OSO, Wash. — Two women who helped a Joint Base Lewis-McChord soldier search the Oso mudslide for the bodies of his missing aunt and uncle said Thursday they were shocked and saddened to learn that the 20-year-old committed suicide afterward.
“I noticed that he was crying” at the debris field, said Kayla Norris, who helped search the mudslide with the soldier. “He wasn’t bawling or anything like that, but you could definitely see he was having some emotions.”
Army Spc. Christopher Dombroski, 20, of Wasilla, Alaska, who was based at JBLM, was a nephew of Steve Harris, 52, and Theresa Harris, 53, of Arlington, who were listed among the missing in the March 22 mudslide in Snohomish County.
An Army spokesman at JBLM said Dombroski had taken emergency leave to help search the mudslide site. The bodies of the Harris couple are still missing.

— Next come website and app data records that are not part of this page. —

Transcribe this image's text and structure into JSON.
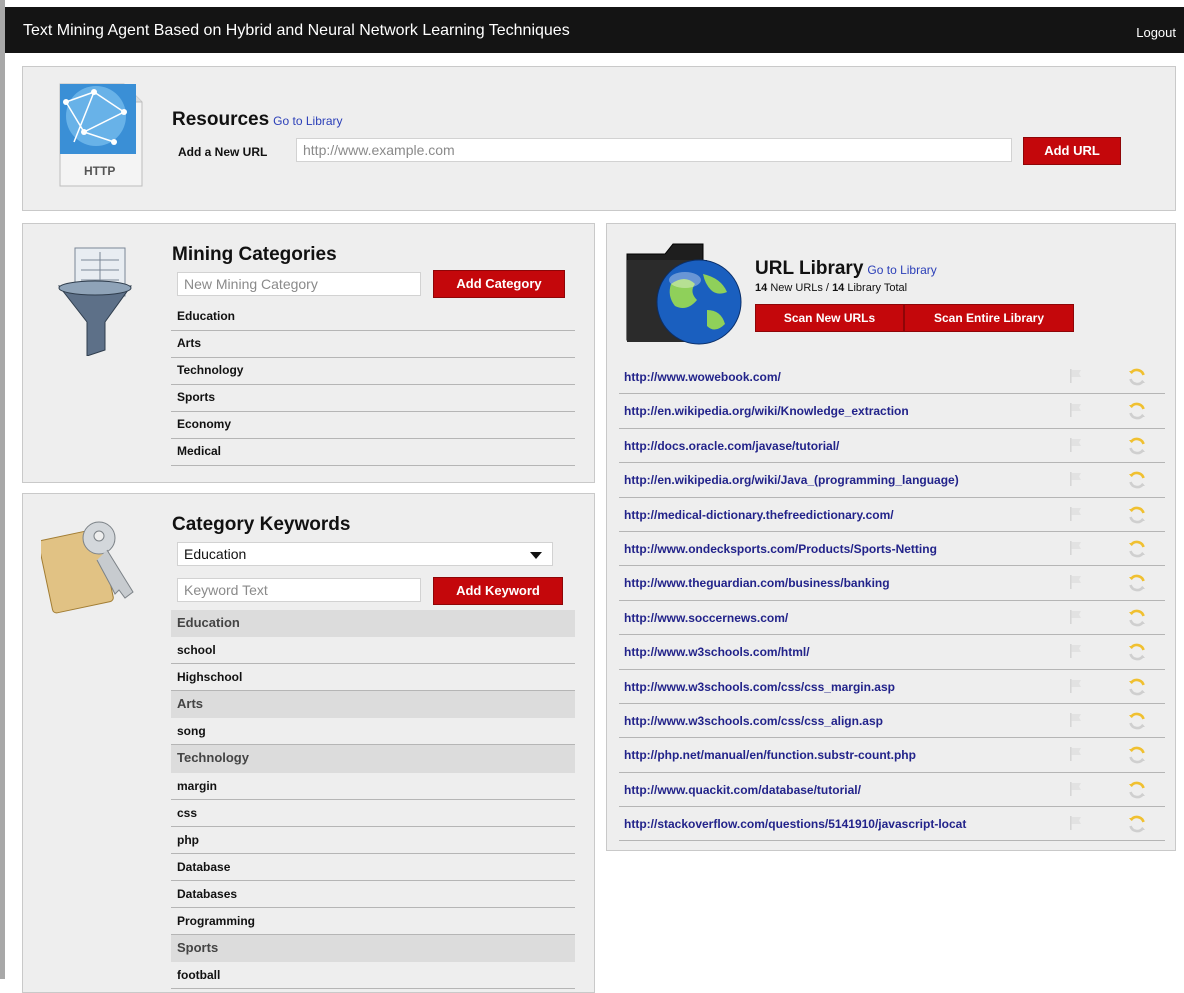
{
  "header": {
    "title": "Text Mining Agent Based on Hybrid and Neural Network Learning Techniques",
    "logout": "Logout"
  },
  "resources": {
    "title": "Resources",
    "go_to_library": "Go to Library",
    "http_label": "HTTP",
    "add_url_label": "Add a New URL",
    "url_placeholder": "http://www.example.com",
    "add_url_button": "Add URL"
  },
  "mining": {
    "title": "Mining Categories",
    "placeholder": "New Mining Category",
    "add_button": "Add Category",
    "categories": [
      "Education",
      "Arts",
      "Technology",
      "Sports",
      "Economy",
      "Medical"
    ]
  },
  "keywords": {
    "title": "Category Keywords",
    "selected_category": "Education",
    "placeholder": "Keyword Text",
    "add_button": "Add Keyword",
    "rows": [
      {
        "text": "Education",
        "header": true
      },
      {
        "text": "school",
        "header": false
      },
      {
        "text": "Highschool",
        "header": false
      },
      {
        "text": "Arts",
        "header": true
      },
      {
        "text": "song",
        "header": false
      },
      {
        "text": "Technology",
        "header": true
      },
      {
        "text": "margin",
        "header": false
      },
      {
        "text": "css",
        "header": false
      },
      {
        "text": "php",
        "header": false
      },
      {
        "text": "Database",
        "header": false
      },
      {
        "text": "Databases",
        "header": false
      },
      {
        "text": "Programming",
        "header": false
      },
      {
        "text": "Sports",
        "header": true
      },
      {
        "text": "football",
        "header": false
      }
    ]
  },
  "library": {
    "title": "URL Library",
    "go_to_library": "Go to Library",
    "new_count": "14",
    "new_label": "New URLs /",
    "total_count": "14",
    "total_label": "Library Total",
    "scan_new": "Scan New URLs",
    "scan_all": "Scan Entire Library",
    "urls": [
      "http://www.wowebook.com/",
      "http://en.wikipedia.org/wiki/Knowledge_extraction",
      "http://docs.oracle.com/javase/tutorial/",
      "http://en.wikipedia.org/wiki/Java_(programming_language)",
      "http://medical-dictionary.thefreedictionary.com/",
      "http://www.ondecksports.com/Products/Sports-Netting",
      "http://www.theguardian.com/business/banking",
      "http://www.soccernews.com/",
      "http://www.w3schools.com/html/",
      "http://www.w3schools.com/css/css_margin.asp",
      "http://www.w3schools.com/css/css_align.asp",
      "http://php.net/manual/en/function.substr-count.php",
      "http://www.quackit.com/database/tutorial/",
      "http://stackoverflow.com/questions/5141910/javascript-locat"
    ]
  },
  "colors": {
    "accent": "#c4070b",
    "link": "#22238a",
    "header_bg": "#141414",
    "panel_bg": "#eeeeee"
  }
}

On Sunday, Dombroski told his family he was going out on a day hike in Thurston County. He rode his motorcycle to a trail at the Capitol State Forest and left on foot. Rescuers found his body on Tuesday morning. He died of a self-inflicted gunshot to the head, authorities said.
“When you work in something as traumatic as the slide, you build a relationship with people on a whole different level, a whole different world,” Norris said, adding that she was shocked to hear that Dombroski had taken his own life.

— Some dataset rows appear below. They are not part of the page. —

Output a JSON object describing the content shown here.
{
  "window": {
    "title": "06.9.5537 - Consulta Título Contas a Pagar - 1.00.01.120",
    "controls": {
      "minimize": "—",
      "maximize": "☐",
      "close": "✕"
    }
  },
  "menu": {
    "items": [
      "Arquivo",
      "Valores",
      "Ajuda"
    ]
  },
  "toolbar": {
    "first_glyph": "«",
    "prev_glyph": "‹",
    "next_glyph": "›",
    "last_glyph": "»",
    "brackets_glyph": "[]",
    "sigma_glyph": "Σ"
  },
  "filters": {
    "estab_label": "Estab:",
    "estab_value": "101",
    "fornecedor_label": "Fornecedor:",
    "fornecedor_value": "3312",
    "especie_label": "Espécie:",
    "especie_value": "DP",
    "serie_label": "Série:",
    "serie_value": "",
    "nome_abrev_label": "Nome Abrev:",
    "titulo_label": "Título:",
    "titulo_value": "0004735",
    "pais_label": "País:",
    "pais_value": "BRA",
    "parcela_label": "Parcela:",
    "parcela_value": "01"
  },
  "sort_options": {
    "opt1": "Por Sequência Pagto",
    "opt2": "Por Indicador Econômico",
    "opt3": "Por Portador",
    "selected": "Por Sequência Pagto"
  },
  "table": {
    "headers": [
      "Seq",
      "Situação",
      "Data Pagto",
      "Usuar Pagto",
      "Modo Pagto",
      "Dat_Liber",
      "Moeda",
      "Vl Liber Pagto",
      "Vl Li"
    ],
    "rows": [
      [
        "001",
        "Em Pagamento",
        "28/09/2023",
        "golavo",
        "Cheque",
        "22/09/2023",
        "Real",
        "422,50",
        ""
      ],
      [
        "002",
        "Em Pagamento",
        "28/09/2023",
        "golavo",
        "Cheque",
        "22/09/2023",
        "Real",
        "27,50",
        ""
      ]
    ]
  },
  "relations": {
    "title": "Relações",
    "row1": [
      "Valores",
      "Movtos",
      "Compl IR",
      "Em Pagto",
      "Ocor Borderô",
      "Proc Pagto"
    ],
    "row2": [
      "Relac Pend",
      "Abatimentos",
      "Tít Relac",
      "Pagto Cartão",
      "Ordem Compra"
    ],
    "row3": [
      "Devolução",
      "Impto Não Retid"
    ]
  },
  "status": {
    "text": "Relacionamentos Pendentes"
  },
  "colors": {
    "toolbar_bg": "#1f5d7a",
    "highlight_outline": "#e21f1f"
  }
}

Norris and Haley Gonzales volunteered their time to look for survivors. They met and quickly bonded with Dombroski in the middle of the destruction.
“He was such a light in a really dark time,” Norris said.
Norris said Dombroski was extremely grateful to the other volunteers who were searching for his uncle and aunt.
Norris said Dombroski told her that Steve Harris was like a father figure to him and that the two loved spending time together.
She said he told her, “It’s so unfortunate that my aunt and uncle had to pass but it is fortunate that they passed in a place they loved.”
Dombroski, who had served a tour in Afghanistan in 2012, was engaged to be married.
“My heart goes out to his fiancée. I can’t imagine. I can’t imagine for his parents,” Gonzales said.
Psychologists say even one sudden traumatic event can trigger suicidal thoughts especially if there’s a history of depression or post traumatic stress disorder.
“It’s very in the moment, that person is not able to think of other options, they are feeling like this is their only option,” Dr. Jessica Mason said.
Still Norris and Gonzales never saw it coming.
“I’m still shocked because that was the last thing I ever expected,” Norris said.
“If you meet someone, even if it’s just for one day and they make an impact in your life, you should tell them,” Gonzales said.
Dombroski grew up in Alaska. His family attended a memorial service for him Thursday night at JBLM.